** Opening AVAILABLE RECORDS block **

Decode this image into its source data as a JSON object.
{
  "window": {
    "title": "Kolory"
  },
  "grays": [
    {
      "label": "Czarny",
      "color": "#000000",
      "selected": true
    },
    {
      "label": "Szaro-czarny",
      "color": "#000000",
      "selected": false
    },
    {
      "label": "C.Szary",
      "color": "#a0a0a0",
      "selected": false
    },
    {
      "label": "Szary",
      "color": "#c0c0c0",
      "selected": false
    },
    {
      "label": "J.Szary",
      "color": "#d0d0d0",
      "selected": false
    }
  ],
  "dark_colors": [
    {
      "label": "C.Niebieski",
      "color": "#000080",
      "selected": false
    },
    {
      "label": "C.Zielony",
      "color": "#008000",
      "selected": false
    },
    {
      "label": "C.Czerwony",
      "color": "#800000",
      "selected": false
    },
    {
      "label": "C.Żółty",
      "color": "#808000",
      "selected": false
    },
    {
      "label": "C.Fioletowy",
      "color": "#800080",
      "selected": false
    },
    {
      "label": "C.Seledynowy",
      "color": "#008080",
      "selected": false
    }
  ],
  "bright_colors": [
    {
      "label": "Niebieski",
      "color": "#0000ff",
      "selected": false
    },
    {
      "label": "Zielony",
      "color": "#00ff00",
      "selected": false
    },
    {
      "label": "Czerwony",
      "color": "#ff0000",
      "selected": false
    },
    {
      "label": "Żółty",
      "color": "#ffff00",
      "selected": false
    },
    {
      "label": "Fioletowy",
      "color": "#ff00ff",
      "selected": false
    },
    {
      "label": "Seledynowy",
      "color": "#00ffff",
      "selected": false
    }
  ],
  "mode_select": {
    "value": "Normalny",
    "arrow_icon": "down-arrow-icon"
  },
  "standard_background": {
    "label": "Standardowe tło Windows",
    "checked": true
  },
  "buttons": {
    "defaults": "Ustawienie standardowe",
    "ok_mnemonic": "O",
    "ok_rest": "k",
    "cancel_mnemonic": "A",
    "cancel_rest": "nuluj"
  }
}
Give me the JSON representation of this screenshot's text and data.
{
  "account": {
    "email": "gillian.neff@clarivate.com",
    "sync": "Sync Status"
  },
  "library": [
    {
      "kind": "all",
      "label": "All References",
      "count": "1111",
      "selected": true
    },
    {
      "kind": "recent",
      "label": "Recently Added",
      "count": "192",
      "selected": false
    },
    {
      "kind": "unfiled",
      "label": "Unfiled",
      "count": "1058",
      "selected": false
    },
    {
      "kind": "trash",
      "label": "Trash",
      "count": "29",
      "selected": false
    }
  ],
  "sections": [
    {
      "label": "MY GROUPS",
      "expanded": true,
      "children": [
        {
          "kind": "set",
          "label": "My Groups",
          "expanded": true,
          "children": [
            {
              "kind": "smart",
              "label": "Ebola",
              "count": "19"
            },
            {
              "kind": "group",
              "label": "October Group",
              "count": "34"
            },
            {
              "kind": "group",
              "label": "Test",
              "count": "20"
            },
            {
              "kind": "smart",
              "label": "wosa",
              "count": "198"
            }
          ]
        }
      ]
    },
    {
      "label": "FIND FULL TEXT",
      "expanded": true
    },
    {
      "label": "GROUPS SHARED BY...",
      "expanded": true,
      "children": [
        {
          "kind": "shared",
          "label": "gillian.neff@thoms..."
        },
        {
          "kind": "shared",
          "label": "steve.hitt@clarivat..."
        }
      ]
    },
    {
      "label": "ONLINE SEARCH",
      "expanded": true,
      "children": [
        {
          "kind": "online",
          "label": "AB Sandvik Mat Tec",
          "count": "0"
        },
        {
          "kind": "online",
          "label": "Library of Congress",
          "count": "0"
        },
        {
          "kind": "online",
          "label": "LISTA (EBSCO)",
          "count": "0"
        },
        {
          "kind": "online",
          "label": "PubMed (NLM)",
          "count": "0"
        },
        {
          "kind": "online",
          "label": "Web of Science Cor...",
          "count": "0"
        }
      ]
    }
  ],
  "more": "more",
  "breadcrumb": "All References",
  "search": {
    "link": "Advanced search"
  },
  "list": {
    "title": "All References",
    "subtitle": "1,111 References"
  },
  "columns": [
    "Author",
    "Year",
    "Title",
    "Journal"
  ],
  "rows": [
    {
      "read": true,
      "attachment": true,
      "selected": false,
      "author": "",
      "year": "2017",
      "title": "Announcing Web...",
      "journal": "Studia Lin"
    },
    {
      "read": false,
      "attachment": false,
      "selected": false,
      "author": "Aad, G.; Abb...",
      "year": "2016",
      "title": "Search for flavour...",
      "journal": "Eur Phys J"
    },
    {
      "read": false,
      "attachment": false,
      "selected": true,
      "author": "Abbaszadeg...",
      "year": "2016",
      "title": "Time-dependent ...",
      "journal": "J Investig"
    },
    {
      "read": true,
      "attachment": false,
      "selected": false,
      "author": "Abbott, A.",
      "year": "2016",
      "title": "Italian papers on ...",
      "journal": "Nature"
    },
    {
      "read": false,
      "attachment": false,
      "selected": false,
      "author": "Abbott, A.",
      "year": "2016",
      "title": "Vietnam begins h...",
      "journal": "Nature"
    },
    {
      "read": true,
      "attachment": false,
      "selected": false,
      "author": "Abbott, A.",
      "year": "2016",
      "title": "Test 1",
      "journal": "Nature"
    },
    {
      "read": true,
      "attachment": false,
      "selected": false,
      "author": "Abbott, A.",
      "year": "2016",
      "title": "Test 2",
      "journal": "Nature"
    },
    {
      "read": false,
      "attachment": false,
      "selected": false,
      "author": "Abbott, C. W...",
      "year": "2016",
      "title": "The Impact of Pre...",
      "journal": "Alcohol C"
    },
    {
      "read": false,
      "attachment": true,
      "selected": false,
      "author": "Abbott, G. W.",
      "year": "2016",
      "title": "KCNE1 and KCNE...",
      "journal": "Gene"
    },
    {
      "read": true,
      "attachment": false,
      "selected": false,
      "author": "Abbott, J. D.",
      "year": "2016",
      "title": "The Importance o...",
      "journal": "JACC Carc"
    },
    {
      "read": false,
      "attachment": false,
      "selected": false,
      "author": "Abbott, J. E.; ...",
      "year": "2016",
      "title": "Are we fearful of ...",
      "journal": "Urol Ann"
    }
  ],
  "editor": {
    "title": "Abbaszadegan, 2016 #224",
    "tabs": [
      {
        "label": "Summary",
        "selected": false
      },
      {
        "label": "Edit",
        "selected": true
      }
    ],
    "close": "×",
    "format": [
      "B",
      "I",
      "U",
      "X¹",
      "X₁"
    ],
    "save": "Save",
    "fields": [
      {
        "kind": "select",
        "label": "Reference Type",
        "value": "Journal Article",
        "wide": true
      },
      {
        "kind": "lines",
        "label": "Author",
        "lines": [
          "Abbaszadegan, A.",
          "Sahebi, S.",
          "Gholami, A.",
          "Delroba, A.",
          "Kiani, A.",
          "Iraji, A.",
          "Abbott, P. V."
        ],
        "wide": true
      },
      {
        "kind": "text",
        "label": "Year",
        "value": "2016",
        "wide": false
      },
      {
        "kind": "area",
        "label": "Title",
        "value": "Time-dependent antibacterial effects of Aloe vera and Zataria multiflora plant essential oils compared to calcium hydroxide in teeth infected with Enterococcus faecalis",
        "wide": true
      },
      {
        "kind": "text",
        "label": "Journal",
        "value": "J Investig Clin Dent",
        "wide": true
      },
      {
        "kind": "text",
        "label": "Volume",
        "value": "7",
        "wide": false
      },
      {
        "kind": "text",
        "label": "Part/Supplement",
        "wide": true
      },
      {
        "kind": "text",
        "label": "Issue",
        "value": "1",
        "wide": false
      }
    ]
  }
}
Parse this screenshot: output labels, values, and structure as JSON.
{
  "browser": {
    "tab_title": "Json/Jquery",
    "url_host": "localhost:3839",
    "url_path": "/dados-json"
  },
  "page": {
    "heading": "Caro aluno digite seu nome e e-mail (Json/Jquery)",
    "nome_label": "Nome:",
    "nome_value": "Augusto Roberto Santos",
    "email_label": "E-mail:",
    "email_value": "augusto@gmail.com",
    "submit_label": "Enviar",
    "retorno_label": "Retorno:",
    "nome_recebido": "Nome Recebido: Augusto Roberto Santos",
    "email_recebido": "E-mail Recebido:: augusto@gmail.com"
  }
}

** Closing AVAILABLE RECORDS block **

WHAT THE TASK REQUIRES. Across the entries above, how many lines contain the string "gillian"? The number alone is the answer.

RESPONSE FOR THIS EXERCISE. 2